First, I was vaccinated. I haven’t had a tetanus shot in I can’t remember how long so they gave me one. I’ve heard many different viewpoints on the topic of vaccines. They are good for society, they are giving our kids autism, they aren’t tested enough, etc. Obviously I’m mot dead set against them. I don’t think they are giving our children autism either. I do, however, think they need to be rigorously tested. The last thing that should happen when you get vaccinated is actually getting the disease you were avoiding. Also, (and this may just be me being crotchety before my time) I don’t think we need a chicken pox vaccine. I had chicken pox and I turned out fine. Everyone I know has had chicken pox and is just fine. We have immune systems for a reason and they can handle some things. If I got whooping cough it would suck, but I would probably survive. The only reason I got the vaccine is because I don’t want to pass that on to my family. Specifically, the babies or elderly relatives who couldn’t handle getting it. There are people out there with compromised immune systems who can’t receive vaccines. We (the vaccinated) provide a buffer for them. That is why I get vaccines.

Second, my doctor told me to lose 20 lbs. I am about 100 lbs overweight so this wasn’t news. What surprised me is she said 20 lbs and didn’t specify a deadline. Not 100 lbs? Not 20 lbs by Christmas? I know a few people who are told by their doctors to lose weight and they are always saying how harshly they receive the news. My doctor was matter-of-fact, but not harsh. I am (and have been) taking steps to lead a healthier life, some of which I outlined in a previous post. I’ve lost 20 lbs in the last year. I’m pretty proud of that, but obviously there is more to go.

It’s all just a part of the journey.

Breaking It Up

This morning in my hurry to get out the door, I grabbed a big brand cereal bar for breakfast. It was only 90 calories, so why do I feel guilty? Although it contains whole grains, it also contains BHA.  It’s a possible carcinogen.

I didn’t know it is added to mass produced baked goods to prevent spoiling.

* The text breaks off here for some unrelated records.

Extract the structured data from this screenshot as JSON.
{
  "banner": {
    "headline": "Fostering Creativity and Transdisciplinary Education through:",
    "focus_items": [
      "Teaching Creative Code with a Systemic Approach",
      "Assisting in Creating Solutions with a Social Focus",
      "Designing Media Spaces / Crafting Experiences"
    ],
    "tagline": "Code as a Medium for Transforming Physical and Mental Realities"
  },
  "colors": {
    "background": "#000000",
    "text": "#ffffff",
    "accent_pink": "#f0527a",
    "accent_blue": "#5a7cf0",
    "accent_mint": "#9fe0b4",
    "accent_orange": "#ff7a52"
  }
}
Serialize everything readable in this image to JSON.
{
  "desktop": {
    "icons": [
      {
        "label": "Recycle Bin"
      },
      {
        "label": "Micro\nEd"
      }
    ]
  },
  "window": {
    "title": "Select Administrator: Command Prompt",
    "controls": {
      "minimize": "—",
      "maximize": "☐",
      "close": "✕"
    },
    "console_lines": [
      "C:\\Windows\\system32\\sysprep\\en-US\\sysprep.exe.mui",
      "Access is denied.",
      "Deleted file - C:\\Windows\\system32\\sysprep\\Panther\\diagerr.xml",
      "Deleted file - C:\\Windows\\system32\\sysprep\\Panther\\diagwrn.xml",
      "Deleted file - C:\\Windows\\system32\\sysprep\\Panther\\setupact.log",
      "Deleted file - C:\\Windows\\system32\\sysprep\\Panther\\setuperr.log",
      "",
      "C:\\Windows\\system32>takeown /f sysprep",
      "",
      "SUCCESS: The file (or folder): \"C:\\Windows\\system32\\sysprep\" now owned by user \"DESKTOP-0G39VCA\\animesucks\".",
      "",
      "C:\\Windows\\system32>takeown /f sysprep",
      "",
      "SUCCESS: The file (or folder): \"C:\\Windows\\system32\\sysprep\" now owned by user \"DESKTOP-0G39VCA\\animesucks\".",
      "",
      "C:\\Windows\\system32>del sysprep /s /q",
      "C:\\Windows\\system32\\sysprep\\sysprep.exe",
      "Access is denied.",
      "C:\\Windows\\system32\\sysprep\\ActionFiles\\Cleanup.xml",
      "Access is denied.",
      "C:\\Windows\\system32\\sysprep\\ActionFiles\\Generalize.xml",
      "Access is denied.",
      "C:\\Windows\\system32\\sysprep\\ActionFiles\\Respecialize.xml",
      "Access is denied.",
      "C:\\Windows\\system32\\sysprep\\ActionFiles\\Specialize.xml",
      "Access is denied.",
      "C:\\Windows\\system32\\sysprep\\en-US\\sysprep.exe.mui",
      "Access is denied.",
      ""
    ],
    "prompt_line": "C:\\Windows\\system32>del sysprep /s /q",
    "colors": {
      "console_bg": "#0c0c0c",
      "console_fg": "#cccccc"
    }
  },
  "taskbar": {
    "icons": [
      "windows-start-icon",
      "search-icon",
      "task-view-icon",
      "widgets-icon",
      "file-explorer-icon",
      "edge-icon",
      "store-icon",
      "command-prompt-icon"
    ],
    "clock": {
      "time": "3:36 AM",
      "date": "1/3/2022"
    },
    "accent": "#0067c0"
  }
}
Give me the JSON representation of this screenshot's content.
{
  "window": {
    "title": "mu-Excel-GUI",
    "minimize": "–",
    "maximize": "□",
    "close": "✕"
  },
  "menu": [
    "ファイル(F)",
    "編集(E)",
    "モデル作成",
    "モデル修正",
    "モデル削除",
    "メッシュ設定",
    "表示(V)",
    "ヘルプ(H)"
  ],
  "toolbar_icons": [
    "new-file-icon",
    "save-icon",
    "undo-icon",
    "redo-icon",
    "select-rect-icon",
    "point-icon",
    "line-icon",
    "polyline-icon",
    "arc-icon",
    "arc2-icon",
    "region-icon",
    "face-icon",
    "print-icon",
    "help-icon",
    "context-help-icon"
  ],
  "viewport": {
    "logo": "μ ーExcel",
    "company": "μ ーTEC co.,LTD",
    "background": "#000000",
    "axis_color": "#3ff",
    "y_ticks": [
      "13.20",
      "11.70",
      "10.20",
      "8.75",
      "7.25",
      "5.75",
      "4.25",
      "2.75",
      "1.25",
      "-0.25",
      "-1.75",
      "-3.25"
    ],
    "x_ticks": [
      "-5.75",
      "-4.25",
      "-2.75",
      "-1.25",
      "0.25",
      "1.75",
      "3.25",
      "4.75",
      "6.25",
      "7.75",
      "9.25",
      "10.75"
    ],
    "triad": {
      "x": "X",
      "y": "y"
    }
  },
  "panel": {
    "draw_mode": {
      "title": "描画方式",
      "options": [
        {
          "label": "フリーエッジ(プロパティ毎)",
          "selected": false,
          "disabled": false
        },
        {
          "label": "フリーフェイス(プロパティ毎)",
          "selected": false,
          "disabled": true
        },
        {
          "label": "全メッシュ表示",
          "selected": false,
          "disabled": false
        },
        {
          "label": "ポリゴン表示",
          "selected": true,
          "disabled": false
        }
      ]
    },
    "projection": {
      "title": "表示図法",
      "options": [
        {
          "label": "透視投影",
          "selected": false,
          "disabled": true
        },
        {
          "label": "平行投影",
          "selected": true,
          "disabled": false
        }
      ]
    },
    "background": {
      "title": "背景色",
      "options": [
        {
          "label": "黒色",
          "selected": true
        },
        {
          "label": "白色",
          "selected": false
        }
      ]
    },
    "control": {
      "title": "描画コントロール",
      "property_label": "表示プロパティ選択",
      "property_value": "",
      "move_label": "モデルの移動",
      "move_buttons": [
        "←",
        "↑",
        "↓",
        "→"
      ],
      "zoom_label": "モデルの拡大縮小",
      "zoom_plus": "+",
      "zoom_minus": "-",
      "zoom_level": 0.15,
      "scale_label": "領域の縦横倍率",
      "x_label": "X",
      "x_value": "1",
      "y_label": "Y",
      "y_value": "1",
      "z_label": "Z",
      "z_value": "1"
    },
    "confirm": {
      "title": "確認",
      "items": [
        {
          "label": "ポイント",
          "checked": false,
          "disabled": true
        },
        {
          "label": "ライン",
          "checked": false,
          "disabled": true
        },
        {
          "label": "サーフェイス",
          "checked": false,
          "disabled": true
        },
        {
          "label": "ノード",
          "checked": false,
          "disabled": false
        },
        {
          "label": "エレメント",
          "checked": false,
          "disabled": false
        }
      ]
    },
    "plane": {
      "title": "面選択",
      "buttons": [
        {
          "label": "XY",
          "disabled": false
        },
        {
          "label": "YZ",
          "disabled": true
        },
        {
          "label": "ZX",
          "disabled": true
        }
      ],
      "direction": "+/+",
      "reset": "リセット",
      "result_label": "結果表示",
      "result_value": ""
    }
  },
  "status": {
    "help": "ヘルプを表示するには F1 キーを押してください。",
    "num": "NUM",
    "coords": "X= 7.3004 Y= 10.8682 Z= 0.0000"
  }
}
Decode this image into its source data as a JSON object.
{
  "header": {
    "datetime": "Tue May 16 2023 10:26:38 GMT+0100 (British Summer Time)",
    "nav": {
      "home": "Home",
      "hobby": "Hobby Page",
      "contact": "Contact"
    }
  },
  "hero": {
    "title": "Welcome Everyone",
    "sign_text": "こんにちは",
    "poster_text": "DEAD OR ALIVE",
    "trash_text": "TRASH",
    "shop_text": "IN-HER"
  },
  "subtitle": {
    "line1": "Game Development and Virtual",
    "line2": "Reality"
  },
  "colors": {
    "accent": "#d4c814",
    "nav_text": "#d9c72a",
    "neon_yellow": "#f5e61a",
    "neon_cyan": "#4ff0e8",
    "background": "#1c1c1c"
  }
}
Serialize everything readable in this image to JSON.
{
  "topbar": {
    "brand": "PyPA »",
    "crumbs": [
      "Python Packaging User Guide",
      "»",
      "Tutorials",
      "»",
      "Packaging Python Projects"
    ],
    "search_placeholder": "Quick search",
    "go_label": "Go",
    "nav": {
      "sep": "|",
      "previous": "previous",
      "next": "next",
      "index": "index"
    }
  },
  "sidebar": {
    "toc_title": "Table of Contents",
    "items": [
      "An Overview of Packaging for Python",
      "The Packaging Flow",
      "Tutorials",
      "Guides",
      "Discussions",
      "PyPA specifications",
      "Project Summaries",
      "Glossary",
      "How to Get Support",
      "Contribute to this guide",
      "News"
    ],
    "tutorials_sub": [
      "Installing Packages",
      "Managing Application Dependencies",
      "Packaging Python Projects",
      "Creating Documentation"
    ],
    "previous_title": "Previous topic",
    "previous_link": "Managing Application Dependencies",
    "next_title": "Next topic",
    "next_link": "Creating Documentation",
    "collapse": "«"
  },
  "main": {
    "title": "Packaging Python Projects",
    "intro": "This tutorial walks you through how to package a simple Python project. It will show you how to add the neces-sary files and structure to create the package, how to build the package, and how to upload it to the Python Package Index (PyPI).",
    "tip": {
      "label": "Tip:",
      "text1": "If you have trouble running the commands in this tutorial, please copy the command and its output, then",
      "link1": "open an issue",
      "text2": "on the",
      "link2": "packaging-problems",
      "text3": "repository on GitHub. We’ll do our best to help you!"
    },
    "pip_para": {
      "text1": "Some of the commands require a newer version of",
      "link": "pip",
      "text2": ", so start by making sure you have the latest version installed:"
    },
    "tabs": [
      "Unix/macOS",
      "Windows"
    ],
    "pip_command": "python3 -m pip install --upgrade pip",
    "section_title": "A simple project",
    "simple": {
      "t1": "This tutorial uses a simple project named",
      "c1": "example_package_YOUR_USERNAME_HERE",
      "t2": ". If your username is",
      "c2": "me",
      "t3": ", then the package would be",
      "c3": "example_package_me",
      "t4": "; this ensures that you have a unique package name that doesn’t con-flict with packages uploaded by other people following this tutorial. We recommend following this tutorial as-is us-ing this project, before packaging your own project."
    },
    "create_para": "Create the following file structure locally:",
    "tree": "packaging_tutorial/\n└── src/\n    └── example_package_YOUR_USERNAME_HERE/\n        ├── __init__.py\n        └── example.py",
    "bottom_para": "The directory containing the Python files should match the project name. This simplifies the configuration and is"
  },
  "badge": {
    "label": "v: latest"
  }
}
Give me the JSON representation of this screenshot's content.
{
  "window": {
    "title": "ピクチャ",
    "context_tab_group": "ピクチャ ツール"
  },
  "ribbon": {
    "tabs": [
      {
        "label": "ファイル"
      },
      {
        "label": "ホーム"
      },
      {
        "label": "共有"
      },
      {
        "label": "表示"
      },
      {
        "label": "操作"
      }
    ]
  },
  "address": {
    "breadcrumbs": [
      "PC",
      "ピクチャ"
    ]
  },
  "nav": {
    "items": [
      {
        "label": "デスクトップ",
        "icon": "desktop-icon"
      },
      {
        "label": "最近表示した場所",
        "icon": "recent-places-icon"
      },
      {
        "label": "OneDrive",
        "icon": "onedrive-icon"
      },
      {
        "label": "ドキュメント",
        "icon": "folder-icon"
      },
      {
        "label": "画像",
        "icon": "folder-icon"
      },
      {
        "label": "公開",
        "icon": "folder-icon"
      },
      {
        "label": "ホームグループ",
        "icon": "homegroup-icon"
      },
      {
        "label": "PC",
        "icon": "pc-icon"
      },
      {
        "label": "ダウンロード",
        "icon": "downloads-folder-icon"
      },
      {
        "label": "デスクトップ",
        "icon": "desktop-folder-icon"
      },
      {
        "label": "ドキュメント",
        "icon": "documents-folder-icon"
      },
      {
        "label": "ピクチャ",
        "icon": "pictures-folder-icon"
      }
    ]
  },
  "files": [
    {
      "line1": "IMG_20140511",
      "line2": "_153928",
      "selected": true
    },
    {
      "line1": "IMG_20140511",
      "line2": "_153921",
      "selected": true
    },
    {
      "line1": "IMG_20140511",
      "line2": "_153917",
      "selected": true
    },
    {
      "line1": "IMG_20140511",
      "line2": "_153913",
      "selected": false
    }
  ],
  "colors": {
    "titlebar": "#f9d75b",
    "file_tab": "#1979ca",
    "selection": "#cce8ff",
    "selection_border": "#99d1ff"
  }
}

These bars are so easy, though! I’m not a morning person at all, so preparing breakfast in the morning isn’t going to happen. My plan of attack is to make my own. My aunt gave me a ludicrous amount of oatmeal so I think that will be the base.

I’m going to research a few recipes and see what I can do. Everyone in the house eats them, so I’ll be doing us all a favor.

So Far So Good

I think the national health intelligence is varied. Some people are health nuts, others frequent fast food restaurants. I think I’m somewhere in between. There have been a few things that I have changed as I’ve gotten older:

  1. Drastically reduced the amount of soft drinks I consume. I am addicted to Diet Coke and I know that I could make better drink choices without sacrificing flavor (which used to be my excuse).
  2. I changed from regular deodorant to Tom’s of Maine aluminum free deodorant.  I read somewhere that the fragrance in other deodorants can interrupt your endocrine system (hormones) and that’s just something I don’t need. Also, the aluminum in antiperspirants clog your pores, enter your body and can mimic estrogen. These things can lead to breast cancer. I decided that I just don’t needs those kinds of risks and I actually like the consistency and smell better than that of my old deodorant so win/win.
  3. I bake everything from scratch, and top those baked goods with frosting from scratch. It started just as a cathartic saturday activity.  Then my aunt sent me an ingredient list for a grocery store cake. Yeah, not pretty so I bake for myself and the people I love.
  4. When I shop, I try to leave with as few receipts as possible.  Some (but not all) receipt paper contains BPA, the same stuff that you can find in plastic.  According to this article, it’s possible that it can cause gasp worthy effects on fetuses and children. No thanks.

I’m by no means someone who completely lives sustainably or even very responsibly.  These are just the few of the things that got me thinking.